Among the entries, which lines carry the string "JSON"? Copy every one.

——————

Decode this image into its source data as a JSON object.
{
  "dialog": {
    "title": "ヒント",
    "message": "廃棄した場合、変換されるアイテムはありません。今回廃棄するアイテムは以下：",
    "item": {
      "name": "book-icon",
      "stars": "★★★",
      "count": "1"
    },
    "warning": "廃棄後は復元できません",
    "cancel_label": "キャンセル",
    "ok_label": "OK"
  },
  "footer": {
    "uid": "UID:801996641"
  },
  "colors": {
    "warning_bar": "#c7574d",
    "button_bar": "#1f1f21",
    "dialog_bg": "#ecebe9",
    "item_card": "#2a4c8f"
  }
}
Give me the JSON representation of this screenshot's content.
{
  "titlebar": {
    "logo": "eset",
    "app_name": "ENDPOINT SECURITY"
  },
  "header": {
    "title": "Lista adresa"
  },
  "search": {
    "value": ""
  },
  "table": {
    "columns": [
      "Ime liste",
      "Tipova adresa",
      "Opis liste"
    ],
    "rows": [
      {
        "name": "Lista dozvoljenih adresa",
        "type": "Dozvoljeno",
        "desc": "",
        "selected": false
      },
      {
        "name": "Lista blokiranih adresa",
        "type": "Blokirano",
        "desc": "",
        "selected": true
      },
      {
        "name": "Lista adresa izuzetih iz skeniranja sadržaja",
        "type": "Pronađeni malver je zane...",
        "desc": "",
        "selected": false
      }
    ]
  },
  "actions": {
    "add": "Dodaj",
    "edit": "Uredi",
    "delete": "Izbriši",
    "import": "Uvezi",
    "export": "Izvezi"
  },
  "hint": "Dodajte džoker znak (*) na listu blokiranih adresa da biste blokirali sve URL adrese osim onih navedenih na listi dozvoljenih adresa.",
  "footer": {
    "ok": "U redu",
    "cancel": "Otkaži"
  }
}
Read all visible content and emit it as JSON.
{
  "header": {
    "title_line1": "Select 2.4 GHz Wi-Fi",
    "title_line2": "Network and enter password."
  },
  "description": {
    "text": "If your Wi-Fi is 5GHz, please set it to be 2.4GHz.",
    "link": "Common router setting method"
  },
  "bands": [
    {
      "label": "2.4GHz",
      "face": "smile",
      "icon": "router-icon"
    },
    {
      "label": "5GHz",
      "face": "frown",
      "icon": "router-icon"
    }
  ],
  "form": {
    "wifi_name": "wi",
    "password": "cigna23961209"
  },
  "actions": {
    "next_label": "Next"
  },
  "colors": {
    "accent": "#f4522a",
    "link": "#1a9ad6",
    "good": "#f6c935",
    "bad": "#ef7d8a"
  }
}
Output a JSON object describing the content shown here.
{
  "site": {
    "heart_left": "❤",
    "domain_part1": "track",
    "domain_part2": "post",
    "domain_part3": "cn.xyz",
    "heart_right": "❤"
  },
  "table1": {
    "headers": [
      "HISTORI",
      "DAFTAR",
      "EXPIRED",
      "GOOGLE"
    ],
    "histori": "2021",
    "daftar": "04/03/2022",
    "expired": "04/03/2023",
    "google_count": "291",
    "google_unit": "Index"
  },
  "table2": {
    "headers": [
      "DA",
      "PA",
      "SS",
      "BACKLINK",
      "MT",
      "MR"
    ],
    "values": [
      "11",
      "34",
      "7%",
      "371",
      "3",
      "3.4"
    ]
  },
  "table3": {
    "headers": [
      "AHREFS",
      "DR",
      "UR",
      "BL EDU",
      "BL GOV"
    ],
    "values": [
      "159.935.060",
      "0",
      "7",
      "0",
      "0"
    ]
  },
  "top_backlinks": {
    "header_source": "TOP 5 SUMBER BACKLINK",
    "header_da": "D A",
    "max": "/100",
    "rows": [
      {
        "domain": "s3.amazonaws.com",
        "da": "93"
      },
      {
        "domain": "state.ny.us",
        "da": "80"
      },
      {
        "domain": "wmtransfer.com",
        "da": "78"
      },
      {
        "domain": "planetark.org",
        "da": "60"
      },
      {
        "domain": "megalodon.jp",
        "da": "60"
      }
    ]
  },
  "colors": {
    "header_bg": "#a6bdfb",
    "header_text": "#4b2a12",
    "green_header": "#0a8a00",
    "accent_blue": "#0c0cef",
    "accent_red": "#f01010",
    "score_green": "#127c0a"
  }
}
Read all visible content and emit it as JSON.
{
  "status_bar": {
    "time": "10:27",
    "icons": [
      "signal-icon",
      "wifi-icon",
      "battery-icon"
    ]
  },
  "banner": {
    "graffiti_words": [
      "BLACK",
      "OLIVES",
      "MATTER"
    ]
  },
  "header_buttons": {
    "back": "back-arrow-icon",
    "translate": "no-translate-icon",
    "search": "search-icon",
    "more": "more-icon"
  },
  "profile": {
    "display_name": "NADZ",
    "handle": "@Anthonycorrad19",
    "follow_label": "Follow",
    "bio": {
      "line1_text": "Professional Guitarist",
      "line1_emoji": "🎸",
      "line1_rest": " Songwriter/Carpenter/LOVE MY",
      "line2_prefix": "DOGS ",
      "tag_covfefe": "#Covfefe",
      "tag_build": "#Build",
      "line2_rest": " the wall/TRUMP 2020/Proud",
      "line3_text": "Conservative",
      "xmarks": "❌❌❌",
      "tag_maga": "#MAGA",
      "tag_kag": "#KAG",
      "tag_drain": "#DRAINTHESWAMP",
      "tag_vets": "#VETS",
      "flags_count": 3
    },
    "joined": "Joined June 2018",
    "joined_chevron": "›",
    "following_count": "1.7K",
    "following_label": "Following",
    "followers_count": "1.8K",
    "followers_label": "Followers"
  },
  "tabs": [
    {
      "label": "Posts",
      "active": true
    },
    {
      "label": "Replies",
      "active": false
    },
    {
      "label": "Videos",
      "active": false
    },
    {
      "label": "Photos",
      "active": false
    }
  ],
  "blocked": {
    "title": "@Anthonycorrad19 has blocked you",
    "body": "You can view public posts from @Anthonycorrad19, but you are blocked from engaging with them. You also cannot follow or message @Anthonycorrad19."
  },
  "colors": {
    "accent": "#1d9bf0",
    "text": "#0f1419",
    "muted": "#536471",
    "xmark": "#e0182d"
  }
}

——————

**Result of this task**
Decode this image into its source data as a JSON object.
Give me the JSON representation of this screenshot's content.
Read all visible content and emit it as JSON.
Output a JSON object describing the content shown here.
Read all visible content and emit it as JSON.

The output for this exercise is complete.